*** Winner: Best Canadian Feature Documentary, Hot Docs 2009 ***
In the inner-city housing project of Toronto’s Regent Park, Kendell and Mikey, like their surroundings, are in the process of transformation. Half-demolished buildings dot the landscape as the Regent Park Revitalization project is underway. Isolated socially and physically since it was built in the late 1940s, the community of Regent Park is becoming a different place.
Shot over three years, Invisible City is a moving story of two boys crossing into adulthood – their mothers and mentors rooting for them to succeed, their environment and social pressures tempting them to make poor choices. As they struggle with the pressures of high school and facing harsh realities, their voices reveal a range of emotions and insights: anxiety, hopefulness, alienation and understanding.
Turning his camera on the often ignored inner city, Academy Award-nominated director Hubert Davis sensitively depicts the disconnection of urban poverty and race from the mainstream.

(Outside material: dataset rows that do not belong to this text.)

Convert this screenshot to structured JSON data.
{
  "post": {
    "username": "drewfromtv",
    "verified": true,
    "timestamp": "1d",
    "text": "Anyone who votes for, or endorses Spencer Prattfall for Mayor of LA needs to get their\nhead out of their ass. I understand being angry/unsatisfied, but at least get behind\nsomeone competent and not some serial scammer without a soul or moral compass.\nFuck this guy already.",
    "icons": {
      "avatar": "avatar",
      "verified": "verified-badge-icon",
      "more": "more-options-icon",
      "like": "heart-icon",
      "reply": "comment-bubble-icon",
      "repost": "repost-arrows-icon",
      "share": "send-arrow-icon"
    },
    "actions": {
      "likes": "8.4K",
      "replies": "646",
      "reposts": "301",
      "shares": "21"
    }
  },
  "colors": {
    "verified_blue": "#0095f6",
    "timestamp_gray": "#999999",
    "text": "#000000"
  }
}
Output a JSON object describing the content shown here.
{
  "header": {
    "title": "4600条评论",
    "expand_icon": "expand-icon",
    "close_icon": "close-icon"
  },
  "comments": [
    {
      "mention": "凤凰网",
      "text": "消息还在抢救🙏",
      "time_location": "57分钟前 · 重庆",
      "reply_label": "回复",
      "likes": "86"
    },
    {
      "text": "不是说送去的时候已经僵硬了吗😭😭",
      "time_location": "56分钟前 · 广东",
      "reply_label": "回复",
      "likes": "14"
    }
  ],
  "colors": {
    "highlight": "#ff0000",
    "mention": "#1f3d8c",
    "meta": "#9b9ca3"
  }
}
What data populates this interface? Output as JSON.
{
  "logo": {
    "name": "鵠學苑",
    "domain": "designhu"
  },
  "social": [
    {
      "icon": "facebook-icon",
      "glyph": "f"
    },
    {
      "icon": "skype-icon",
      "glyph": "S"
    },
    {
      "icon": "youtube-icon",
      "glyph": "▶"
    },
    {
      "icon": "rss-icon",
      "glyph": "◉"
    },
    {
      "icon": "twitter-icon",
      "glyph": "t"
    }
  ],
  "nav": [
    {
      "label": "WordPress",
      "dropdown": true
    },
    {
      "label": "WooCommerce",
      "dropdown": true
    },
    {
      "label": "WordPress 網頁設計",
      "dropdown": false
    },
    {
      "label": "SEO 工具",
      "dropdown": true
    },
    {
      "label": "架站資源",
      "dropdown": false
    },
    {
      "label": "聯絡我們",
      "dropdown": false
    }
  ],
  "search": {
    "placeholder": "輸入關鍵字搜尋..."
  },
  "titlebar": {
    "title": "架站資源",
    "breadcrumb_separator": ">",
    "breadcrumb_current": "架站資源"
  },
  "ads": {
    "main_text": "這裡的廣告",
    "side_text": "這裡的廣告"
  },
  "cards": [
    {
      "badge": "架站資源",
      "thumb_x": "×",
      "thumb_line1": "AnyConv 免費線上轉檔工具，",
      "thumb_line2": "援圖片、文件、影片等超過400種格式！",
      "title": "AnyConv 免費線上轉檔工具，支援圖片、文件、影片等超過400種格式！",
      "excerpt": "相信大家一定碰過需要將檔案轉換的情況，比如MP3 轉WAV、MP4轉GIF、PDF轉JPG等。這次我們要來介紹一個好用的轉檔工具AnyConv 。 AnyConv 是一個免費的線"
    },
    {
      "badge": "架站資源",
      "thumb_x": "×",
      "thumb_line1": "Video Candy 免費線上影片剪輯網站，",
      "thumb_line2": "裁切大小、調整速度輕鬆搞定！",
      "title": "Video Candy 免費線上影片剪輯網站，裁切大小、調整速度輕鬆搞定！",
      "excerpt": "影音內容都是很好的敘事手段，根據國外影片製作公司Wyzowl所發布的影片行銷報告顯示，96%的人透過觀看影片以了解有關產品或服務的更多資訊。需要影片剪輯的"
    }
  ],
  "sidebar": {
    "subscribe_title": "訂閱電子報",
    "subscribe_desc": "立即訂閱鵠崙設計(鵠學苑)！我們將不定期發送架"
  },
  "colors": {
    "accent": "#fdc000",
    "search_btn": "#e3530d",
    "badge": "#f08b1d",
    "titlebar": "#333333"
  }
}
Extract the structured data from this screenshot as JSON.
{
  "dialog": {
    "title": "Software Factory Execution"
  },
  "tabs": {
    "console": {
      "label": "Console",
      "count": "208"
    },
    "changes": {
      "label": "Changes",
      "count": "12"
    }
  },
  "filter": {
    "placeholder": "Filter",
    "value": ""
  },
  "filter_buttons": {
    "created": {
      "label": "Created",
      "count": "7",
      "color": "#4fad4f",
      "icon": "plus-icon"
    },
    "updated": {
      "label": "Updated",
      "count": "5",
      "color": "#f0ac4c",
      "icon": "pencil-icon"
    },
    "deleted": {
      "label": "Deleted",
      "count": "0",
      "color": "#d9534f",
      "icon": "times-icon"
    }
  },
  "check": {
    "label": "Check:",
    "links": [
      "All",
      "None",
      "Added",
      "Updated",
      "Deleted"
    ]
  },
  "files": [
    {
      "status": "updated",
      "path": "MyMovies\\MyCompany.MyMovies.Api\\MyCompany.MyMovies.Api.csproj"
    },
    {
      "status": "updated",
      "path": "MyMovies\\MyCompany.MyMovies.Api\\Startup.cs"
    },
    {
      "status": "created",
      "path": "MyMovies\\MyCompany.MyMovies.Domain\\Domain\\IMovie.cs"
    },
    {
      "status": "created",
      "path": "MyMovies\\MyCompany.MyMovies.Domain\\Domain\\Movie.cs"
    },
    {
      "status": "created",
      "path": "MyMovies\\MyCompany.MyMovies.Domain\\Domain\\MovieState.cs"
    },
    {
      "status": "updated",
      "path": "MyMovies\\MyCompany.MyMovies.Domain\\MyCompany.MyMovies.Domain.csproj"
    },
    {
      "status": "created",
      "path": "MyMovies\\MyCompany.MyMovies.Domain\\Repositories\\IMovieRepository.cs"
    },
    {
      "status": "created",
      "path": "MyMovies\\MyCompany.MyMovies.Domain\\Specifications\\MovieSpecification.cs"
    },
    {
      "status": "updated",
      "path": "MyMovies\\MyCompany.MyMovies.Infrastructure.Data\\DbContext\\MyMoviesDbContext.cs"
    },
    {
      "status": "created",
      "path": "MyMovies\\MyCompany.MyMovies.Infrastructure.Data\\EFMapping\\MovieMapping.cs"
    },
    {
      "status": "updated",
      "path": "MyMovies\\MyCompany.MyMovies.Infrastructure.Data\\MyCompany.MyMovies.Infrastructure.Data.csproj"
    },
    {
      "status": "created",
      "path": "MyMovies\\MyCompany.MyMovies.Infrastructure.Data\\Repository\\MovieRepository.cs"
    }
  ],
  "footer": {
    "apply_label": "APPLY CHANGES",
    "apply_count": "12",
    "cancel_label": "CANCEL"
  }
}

A portrait of potential unrealized, Invisible City captures the dreams and the disappointments of Kendell and Mikey at a crucial time in their lives.
Directed and edited by Hubert Davis
Produced by Mehernaz Lentin (Industry Pictures), Gerry Flahive (NFB)
Co-produced by Hubert Davis (Shine Films)
Executive Produced by Silva Basmajian (NFB)
Produced by Industry Pictures/Shine Films in co-production with the National Film Board of Canada.
Produced in association with TVO, Knowledge Network, SCN and with the participation of the Canadian Television Fund and the Canadian Cable Industry CTF: Licence Fee Program.
“...a film that weds form and content with extraordinary grace and intelligence.” (Hot Docs awards jury)
Hubert Davis follows up his Oscar-nominated short Hardwood with “a heart-rending portrait of two at-risk youths growing up in Regent Park as the community begins a dramatic transformation…relates the challenges and choices faced by his subjects and their families with great empathy and clarity.” (Jason Anderson, Eye Weekly)
“shows his deft touch at portraying the hope and pain in the mundane, the joy and strife of ordinary life… You go to a Davis film as much to see where he's taking his style as much as for the actual subject matter.” (Guy Dixon, Globe and Mail)